*WHAT THE TASK REQUIRES:* Give the records again. Keep them exact and leave out the images.

*** Opening of RECORDS SHOWN ***

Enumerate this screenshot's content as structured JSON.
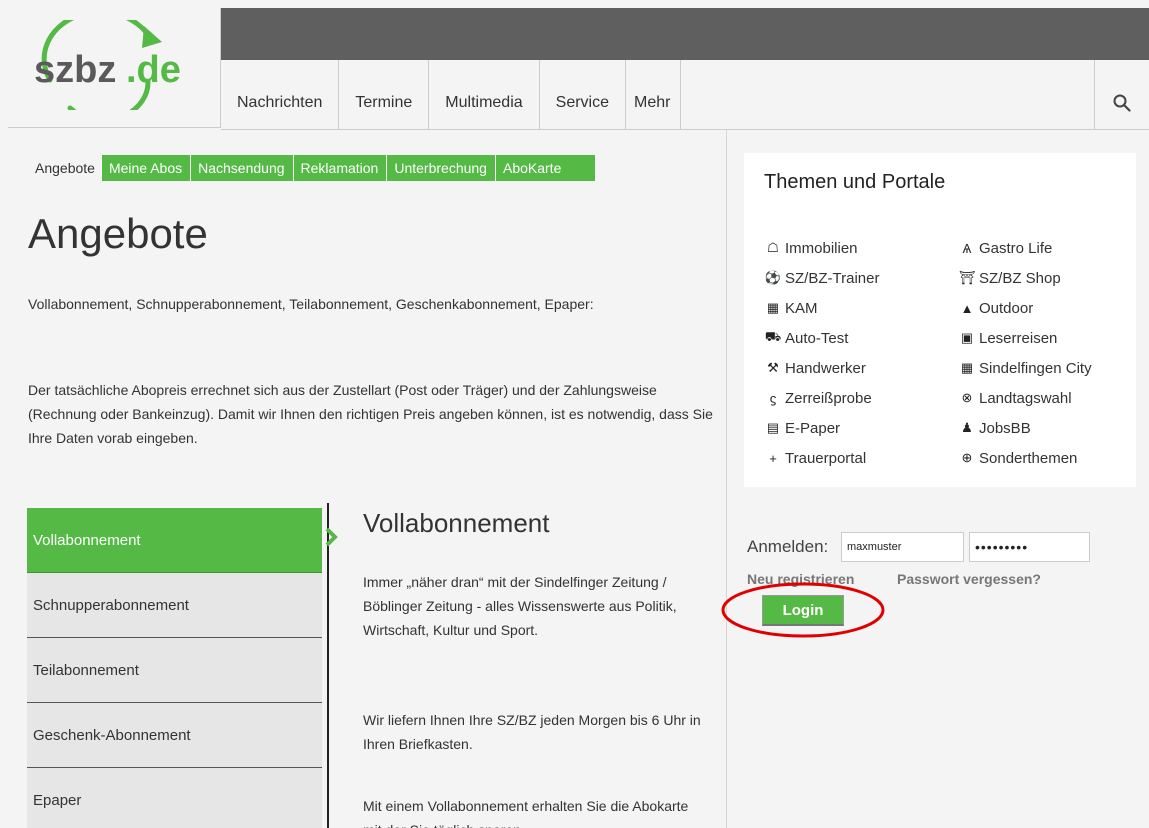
{
  "logo": {
    "text": "szbz",
    "suffix": ".de",
    "color": "#55b946"
  },
  "nav": {
    "items": [
      "Nachrichten",
      "Termine",
      "Multimedia",
      "Service",
      "Mehr"
    ],
    "search_icon": "search-icon"
  },
  "subnav": {
    "current": "Angebote",
    "items": [
      "Meine Abos",
      "Nachsendung",
      "Reklamation",
      "Unterbrechung",
      "AboKarte"
    ]
  },
  "page": {
    "title": "Angebote",
    "intro1": "Vollabonnement, Schnupperabonnement, Teilabonnement, Geschenkabonnement, Epaper:",
    "intro2": "Der tatsächliche Abopreis errechnet sich aus der Zustellart (Post oder Träger) und der Zahlungsweise (Rechnung oder Bankeinzug). Damit wir Ihnen den richtigen Preis angeben können, ist es notwendig, dass Sie Ihre Daten vorab eingeben."
  },
  "abo_menu": [
    "Vollabonnement",
    "Schnupperabonnement",
    "Teilabonnement",
    "Geschenk-Abonnement",
    "Epaper"
  ],
  "detail": {
    "title": "Vollabonnement",
    "p1": "Immer „näher dran“ mit der Sindelfinger Zeitung / Böblinger Zeitung - alles Wissenswerte aus Politik, Wirtschaft, Kultur und Sport.",
    "p2": "Wir liefern Ihnen Ihre SZ/BZ jeden Morgen bis 6 Uhr in Ihren Briefkasten.",
    "p3": "Mit einem Vollabonnement erhalten Sie die Abokarte mit der Sie täglich sparen"
  },
  "portals": {
    "title": "Themen und Portale",
    "col1": [
      {
        "label": "Immobilien",
        "icon": "house-icon",
        "glyph": "🏠"
      },
      {
        "label": "SZ/BZ-Trainer",
        "icon": "soccer-ball-icon",
        "glyph": "⚽"
      },
      {
        "label": "KAM",
        "icon": "grid-icon",
        "glyph": "▦"
      },
      {
        "label": "Auto-Test",
        "icon": "car-icon",
        "glyph": "🚗"
      },
      {
        "label": "Handwerker",
        "icon": "hammer-icon",
        "glyph": "⚒"
      },
      {
        "label": "Zerreißprobe",
        "icon": "lightning-icon",
        "glyph": "ϟ"
      },
      {
        "label": "E-Paper",
        "icon": "newspaper-icon",
        "glyph": "▤"
      },
      {
        "label": "Trauerportal",
        "icon": "cross-icon",
        "glyph": "✝"
      }
    ],
    "col2": [
      {
        "label": "Gastro Life",
        "icon": "cutlery-icon",
        "glyph": "🍴"
      },
      {
        "label": "SZ/BZ Shop",
        "icon": "cart-icon",
        "glyph": "🛒"
      },
      {
        "label": "Outdoor",
        "icon": "tent-icon",
        "glyph": "⛺"
      },
      {
        "label": "Leserreisen",
        "icon": "suitcase-icon",
        "glyph": "🧳"
      },
      {
        "label": "Sindelfingen City",
        "icon": "map-icon",
        "glyph": "🗺"
      },
      {
        "label": "Landtagswahl",
        "icon": "close-circle-icon",
        "glyph": "⊗"
      },
      {
        "label": "JobsBB",
        "icon": "user-icon",
        "glyph": "👤"
      },
      {
        "label": "Sonderthemen",
        "icon": "plus-circle-icon",
        "glyph": "⊕"
      }
    ]
  },
  "login": {
    "label": "Anmelden:",
    "username": "maxmuster",
    "password": "•••••••••",
    "register": "Neu registrieren",
    "forgot": "Passwort vergessen?",
    "button": "Login",
    "highlight_color": "#e00000"
  }
}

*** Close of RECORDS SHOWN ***

*REPLY TO THE TASK:*
Enumerate this screenshot's content as structured JSON.
{
  "logo": {
    "text": "szbz",
    "suffix": ".de",
    "color": "#55b946"
  },
  "nav": {
    "items": [
      "Nachrichten",
      "Termine",
      "Multimedia",
      "Service",
      "Mehr"
    ],
    "search_icon": "search-icon"
  },
  "subnav": {
    "current": "Angebote",
    "items": [
      "Meine Abos",
      "Nachsendung",
      "Reklamation",
      "Unterbrechung",
      "AboKarte"
    ]
  },
  "page": {
    "title": "Angebote",
    "intro1": "Vollabonnement, Schnupperabonnement, Teilabonnement, Geschenkabonnement, Epaper:",
    "intro2": "Der tatsächliche Abopreis errechnet sich aus der Zustellart (Post oder Träger) und der Zahlungsweise (Rechnung oder Bankeinzug). Damit wir Ihnen den richtigen Preis angeben können, ist es notwendig, dass Sie Ihre Daten vorab eingeben."
  },
  "abo_menu": [
    "Vollabonnement",
    "Schnupperabonnement",
    "Teilabonnement",
    "Geschenk-Abonnement",
    "Epaper"
  ],
  "detail": {
    "title": "Vollabonnement",
    "p1": "Immer „näher dran“ mit der Sindelfinger Zeitung / Böblinger Zeitung - alles Wissenswerte aus Politik, Wirtschaft, Kultur und Sport.",
    "p2": "Wir liefern Ihnen Ihre SZ/BZ jeden Morgen bis 6 Uhr in Ihren Briefkasten.",
    "p3": "Mit einem Vollabonnement erhalten Sie die Abokarte mit der Sie täglich sparen"
  },
  "portals": {
    "title": "Themen und Portale",
    "col1": [
      {
        "label": "Immobilien",
        "icon": "house-icon",
        "glyph": "🏠"
      },
      {
        "label": "SZ/BZ-Trainer",
        "icon": "soccer-ball-icon",
        "glyph": "⚽"
      },
      {
        "label": "KAM",
        "icon": "grid-icon",
        "glyph": "▦"
      },
      {
        "label": "Auto-Test",
        "icon": "car-icon",
        "glyph": "🚗"
      },
      {
        "label": "Handwerker",
        "icon": "hammer-icon",
        "glyph": "⚒"
      },
      {
        "label": "Zerreißprobe",
        "icon": "lightning-icon",
        "glyph": "ϟ"
      },
      {
        "label": "E-Paper",
        "icon": "newspaper-icon",
        "glyph": "▤"
      },
      {
        "label": "Trauerportal",
        "icon": "cross-icon",
        "glyph": "✝"
      }
    ],
    "col2": [
      {
        "label": "Gastro Life",
        "icon": "cutlery-icon",
        "glyph": "🍴"
      },
      {
        "label": "SZ/BZ Shop",
        "icon": "cart-icon",
        "glyph": "🛒"
      },
      {
        "label": "Outdoor",
        "icon": "tent-icon",
        "glyph": "⛺"
      },
      {
        "label": "Leserreisen",
        "icon": "suitcase-icon",
        "glyph": "🧳"
      },
      {
        "label": "Sindelfingen City",
        "icon": "map-icon",
        "glyph": "🗺"
      },
      {
        "label": "Landtagswahl",
        "icon": "close-circle-icon",
        "glyph": "⊗"
      },
      {
        "label": "JobsBB",
        "icon": "user-icon",
        "glyph": "👤"
      },
      {
        "label": "Sonderthemen",
        "icon": "plus-circle-icon",
        "glyph": "⊕"
      }
    ]
  },
  "login": {
    "label": "Anmelden:",
    "username": "maxmuster",
    "password": "•••••••••",
    "register": "Neu registrieren",
    "forgot": "Passwort vergessen?",
    "button": "Login",
    "highlight_color": "#e00000"
  }
}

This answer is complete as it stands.